  • One thing on Waiters: With Serge Ibaka singing super loud in the showers and yelling all sorts of stuff, Waiters had a little laugh to himself at his locker. Made me happy.
  • Random: Four of the five starters were minuses tonight. All bench players were at least a +9. I think that’s called the Beasley Effect.
  • Andre Roberson did a spectacular job on Harden, especially in the second half. And got robbed on some rough calls as well.
  • Kudos to Waiters for it as well. He seems to have a great feel for defending Harden’s iso style.
  • The play out of the timeout that set Adams up for a dunk to tie the game late in the fourth was a fantastic set, and well executed. Durant talked postgame about his “presence” and that’s exactly what that was. The Rockets were terrified of him, and he used that to free Adams.
  • Donovan talked about Westbrook’s 3-point attempts, and noted a lot of them are late clock heaves where he’s handed a ticking time bomb. But Donovan did note that a lot of them are Westbrook firing away with four or five seconds on the clock. Donovan phrased it as “maybe I need to help him,” which is his way to say, “he needs to stop doing that.”
  • Durant threw his touchdown pass again late in the game. This time though, it barely got over the hands of Dwight Howard to end in an Andre Roberson dunk. I mean, barely.
  • Michael Beasley gets those shots up.
  • I think Durant is over-passing just a wee bit. Not that it’s a bad thing, but one play stuck out to me: Fourth quarter, with the clock under 10, he skipped it to the weakside corner to a semi-open Roberson. Roberson swung to Foye who had to take a jumper off the dribble as the clock expired. Sure, good to move the ball and not just isolate late clock. But also not good to throw it to Roberson who can do little to nothing in that situation other than shoot or immediately pass to someone else.
  • Westbrook’s offensive tell: When he leaves his mouth open, he’s about to try and throw a no-look bullet pass to someone.
  • That sequence in the third where Westbrook took a horrible 1-on-4 transition jumper, and somehow the Thunder got mismatched in transition and left Montiejunas wide open for 3. I don’t know how it happened. Like, it was mystifying.
  • Apparently ref Mark Ayotte forgot J.B. Bickerstaff’s name because was yelling, “My name is J.B.!” at him in the first quarter. Ayotte said my bad.
  • I hear from a lot of opposing fanbases throughout games. I’m not sure there’s any more sensitive than Rockets’ fans.
  • I actually had someone complain to me that Westbrook passing too much. Oh man. It’s come full circle. Next thing you know, someone is going to say he’s playing too much defense.
  • By the way: If you think Westbrook is stealing rebounds from his bigs for stats, it’s actually by design to try and kickstart transition. Honestly, I’d love to see OKC’s offensive rating in possessions after Westbrook grabs a board.
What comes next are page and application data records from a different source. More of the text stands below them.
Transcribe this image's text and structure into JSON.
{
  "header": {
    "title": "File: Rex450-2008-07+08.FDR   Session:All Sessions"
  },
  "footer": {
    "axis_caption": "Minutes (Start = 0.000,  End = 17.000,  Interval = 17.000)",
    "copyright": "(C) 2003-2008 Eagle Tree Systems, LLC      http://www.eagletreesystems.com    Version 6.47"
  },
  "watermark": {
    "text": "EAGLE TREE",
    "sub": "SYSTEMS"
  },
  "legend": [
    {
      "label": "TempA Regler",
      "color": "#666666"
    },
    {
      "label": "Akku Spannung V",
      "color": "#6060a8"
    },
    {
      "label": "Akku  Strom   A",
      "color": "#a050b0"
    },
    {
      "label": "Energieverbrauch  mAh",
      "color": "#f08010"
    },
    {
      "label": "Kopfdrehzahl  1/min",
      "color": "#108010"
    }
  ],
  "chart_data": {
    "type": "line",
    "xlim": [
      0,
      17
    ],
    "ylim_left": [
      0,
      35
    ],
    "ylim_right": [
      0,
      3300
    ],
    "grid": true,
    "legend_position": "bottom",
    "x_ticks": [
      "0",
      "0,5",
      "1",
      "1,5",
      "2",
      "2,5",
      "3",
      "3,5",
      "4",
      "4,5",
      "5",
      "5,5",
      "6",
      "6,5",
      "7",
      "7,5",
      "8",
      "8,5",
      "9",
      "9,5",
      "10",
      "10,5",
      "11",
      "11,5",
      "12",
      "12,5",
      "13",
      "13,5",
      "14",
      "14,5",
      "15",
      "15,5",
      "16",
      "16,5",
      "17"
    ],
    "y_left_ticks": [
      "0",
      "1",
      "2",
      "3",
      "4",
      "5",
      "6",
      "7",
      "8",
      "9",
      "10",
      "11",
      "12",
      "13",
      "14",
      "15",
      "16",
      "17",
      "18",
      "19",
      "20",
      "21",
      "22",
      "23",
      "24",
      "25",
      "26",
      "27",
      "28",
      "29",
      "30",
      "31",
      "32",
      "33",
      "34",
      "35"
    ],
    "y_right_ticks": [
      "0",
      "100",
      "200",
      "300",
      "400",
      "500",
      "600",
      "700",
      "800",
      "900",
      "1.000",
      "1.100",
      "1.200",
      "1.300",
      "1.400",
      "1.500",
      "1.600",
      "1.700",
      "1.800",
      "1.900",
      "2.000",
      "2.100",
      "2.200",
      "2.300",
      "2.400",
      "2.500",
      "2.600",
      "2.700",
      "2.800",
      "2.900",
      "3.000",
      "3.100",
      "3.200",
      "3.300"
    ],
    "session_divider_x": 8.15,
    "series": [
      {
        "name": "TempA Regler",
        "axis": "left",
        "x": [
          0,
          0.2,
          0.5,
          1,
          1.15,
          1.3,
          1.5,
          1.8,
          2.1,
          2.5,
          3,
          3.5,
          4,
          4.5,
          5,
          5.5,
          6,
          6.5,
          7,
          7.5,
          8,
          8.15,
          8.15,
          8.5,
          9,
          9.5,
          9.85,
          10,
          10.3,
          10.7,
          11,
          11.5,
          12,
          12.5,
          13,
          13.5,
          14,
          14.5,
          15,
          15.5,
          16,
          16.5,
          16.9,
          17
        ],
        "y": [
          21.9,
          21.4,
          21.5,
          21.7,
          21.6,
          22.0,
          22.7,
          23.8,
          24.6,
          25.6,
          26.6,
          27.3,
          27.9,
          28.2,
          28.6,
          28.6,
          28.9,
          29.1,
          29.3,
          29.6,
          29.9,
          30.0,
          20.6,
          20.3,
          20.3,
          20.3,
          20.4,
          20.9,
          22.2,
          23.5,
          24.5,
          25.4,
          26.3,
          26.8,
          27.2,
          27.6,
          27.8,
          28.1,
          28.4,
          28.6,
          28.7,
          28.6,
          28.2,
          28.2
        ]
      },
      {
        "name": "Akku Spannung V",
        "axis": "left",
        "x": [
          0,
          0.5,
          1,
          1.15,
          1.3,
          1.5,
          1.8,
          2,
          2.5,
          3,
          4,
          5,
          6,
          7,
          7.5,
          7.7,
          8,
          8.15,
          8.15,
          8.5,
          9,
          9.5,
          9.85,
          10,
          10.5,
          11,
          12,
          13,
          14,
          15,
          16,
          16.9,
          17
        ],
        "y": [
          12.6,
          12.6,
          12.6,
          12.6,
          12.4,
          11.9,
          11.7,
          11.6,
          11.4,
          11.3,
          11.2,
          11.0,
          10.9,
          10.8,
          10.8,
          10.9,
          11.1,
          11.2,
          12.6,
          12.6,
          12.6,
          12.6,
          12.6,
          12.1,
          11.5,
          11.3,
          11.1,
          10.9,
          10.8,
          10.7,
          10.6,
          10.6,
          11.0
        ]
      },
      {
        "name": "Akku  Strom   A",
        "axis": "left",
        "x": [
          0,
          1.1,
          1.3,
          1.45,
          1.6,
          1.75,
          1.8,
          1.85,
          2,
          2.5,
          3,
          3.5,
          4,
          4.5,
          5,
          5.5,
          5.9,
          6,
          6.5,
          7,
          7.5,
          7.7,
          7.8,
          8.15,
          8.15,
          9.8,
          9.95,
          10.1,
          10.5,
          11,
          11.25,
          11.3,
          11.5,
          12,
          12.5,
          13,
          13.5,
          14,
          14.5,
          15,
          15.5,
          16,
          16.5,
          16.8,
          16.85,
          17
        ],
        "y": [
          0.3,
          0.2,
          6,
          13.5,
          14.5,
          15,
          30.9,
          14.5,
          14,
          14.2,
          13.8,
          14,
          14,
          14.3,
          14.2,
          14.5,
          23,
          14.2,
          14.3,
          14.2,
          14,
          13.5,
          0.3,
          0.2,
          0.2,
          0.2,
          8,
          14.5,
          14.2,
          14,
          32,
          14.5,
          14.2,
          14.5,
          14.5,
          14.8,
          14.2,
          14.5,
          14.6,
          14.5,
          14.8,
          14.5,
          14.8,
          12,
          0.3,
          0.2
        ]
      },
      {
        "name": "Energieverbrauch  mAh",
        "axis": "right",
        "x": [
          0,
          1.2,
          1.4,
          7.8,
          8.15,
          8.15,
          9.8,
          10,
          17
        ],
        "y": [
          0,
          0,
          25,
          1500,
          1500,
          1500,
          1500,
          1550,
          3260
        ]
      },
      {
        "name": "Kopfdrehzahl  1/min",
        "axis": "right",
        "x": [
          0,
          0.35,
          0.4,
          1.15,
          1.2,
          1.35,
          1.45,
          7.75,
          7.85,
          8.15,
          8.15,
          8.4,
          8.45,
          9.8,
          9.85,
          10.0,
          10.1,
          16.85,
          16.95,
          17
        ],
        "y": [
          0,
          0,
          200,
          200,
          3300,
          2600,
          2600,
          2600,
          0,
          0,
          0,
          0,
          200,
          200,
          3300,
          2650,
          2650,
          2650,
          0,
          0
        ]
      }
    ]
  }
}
My guess is it’s pretty good.
  • The Rockets are that rare visitor that get three players boo’d during intros. You can probably figure out who they are.

Next up: Home against the Jazz on Thursday